Or return to Evans’s attempt to explain the explosion of counterfactual history since the 1990s. In pointing to the decline of grand ideologies and the rise of postmodernism, he is arguing counterfactually. He is claiming that if the grand ideologies had not declined, and if postmodernism had not arisen, we would not have seen so much counterfactual history—which is itself counterfactual history.
Evans is aware of the claim that whenever historians designate a cause as necessary, they are implicitly using counter- factuals. In his view, however, “normally historians are not so bold as this,” and they prefer to use the word “probably.” But this response is hardly sufficient. If historians say that one factor was “probably” a necessary condition, they are engaging in counterfactual thinking, just with a qualification. (Surely Evans would not withdraw his objections if Ferguson, Charmley, and other counterfactualists had inserted “probably” in the appropriate places.) Evans adds that even when historians call a “cause necessary rather than possible or contributory, they almost never speculate about the alternative course events might have taken had it not been operative.” This misses the point. Whenever historians call a cause necessary, they are, in the same breath and by virtue of that very statement, speculating about an alternative course.
Here is another way to make the point. Social scientists test hypotheses. They might hypothesize, for example, that if people have to pay a small tax for plastic bags at convenience stores, they will use fewer plastic bags. To test hypotheses, social scientists usually like to conduct randomized controlled trials, allowing them to isolate the effects of the tax. Such trials create parallel worlds and hence alternative histories—one with the tax and one without it. Historians cannot conduct randomized controlled trials, because history is run only once. Yet they nonetheless develop hypotheses, and they attempt to evaluate them by reference to the evidence. Evans is himself engaged in this enterprise. There is no difference between hypothesis-testing and counterfactual inferences. Any claim of causation, resulting from such tests, requires a statement that without the cause, the effect would not have occurred.

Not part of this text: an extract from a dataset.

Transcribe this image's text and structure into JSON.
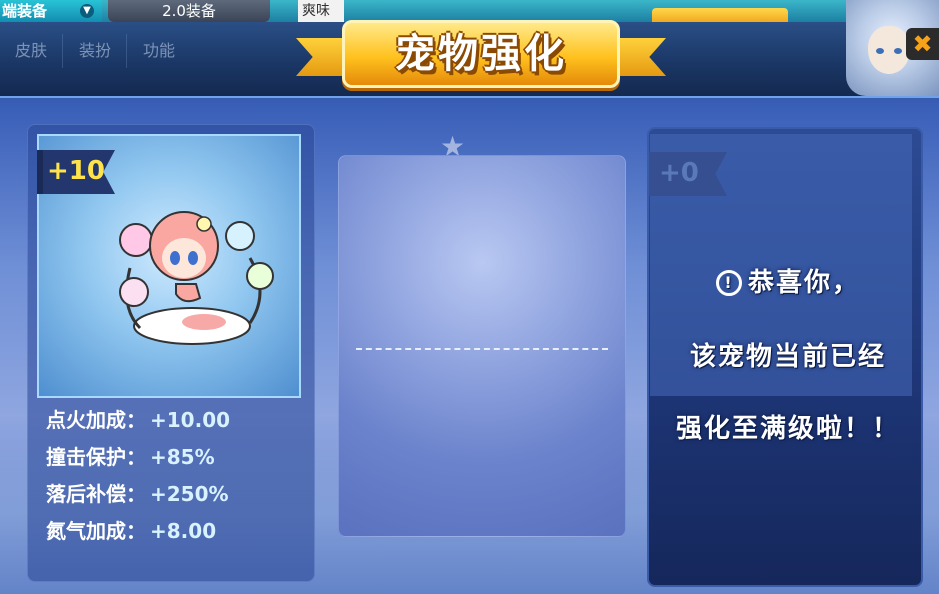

Evans appreciates the entertainment value of the most imaginative counterfactual narratives, but he doesn’t want them to be taken seriously, or to be seen as what historians do. With Thompson and Oakeshott (and countless others), he thinks that historians should explain what did happen, not what didn’t happen. The problem is that, to offer an explanation of what happened, historians have to identify causes, and whenever they identify causes they immediately conjure up a counterfactual history, a parallel world. Sure, there is a lot of distance between science fiction novelists and the world’s great historians, but along an important dimension they are playing the same game.